**RECORD EXTRACTS**
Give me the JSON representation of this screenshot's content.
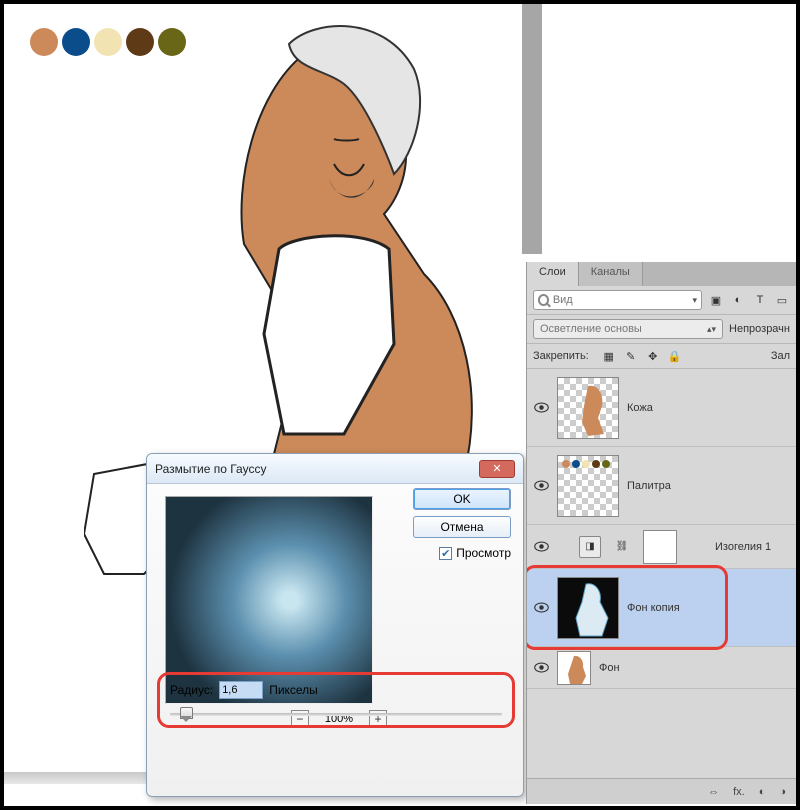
{
  "palette": [
    "#cc8a5a",
    "#0b4c8b",
    "#f2e4b2",
    "#5e3a16",
    "#6a6617"
  ],
  "dialog": {
    "title": "Размытие по Гауссу",
    "ok": "OK",
    "cancel": "Отмена",
    "preview": "Просмотр",
    "preview_checked": true,
    "zoom": "100%",
    "radius_label": "Радиус:",
    "radius_value": "1,6",
    "radius_unit": "Пикселы"
  },
  "panel": {
    "tabs": {
      "layers": "Слои",
      "channels": "Каналы"
    },
    "search_placeholder": "Вид",
    "blend_mode": "Осветление основы",
    "opacity_label": "Непрозрачн",
    "lock_label": "Закрепить:",
    "fill_label": "Зал",
    "layers": [
      {
        "name": "Кожа"
      },
      {
        "name": "Палитра"
      },
      {
        "adjust_name": "Изогелия 1"
      },
      {
        "name": "Фон копия",
        "selected": true
      },
      {
        "name": "Фон"
      }
    ],
    "footer_fx": "fx."
  }
}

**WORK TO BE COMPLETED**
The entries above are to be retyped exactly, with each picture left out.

**RESULT OF THIS TASK**
Give me the JSON representation of this screenshot's content.
{
  "palette": [
    "#cc8a5a",
    "#0b4c8b",
    "#f2e4b2",
    "#5e3a16",
    "#6a6617"
  ],
  "dialog": {
    "title": "Размытие по Гауссу",
    "ok": "OK",
    "cancel": "Отмена",
    "preview": "Просмотр",
    "preview_checked": true,
    "zoom": "100%",
    "radius_label": "Радиус:",
    "radius_value": "1,6",
    "radius_unit": "Пикселы"
  },
  "panel": {
    "tabs": {
      "layers": "Слои",
      "channels": "Каналы"
    },
    "search_placeholder": "Вид",
    "blend_mode": "Осветление основы",
    "opacity_label": "Непрозрачн",
    "lock_label": "Закрепить:",
    "fill_label": "Зал",
    "layers": [
      {
        "name": "Кожа"
      },
      {
        "name": "Палитра"
      },
      {
        "adjust_name": "Изогелия 1"
      },
      {
        "name": "Фон копия",
        "selected": true
      },
      {
        "name": "Фон"
      }
    ],
    "footer_fx": "fx."
  }
}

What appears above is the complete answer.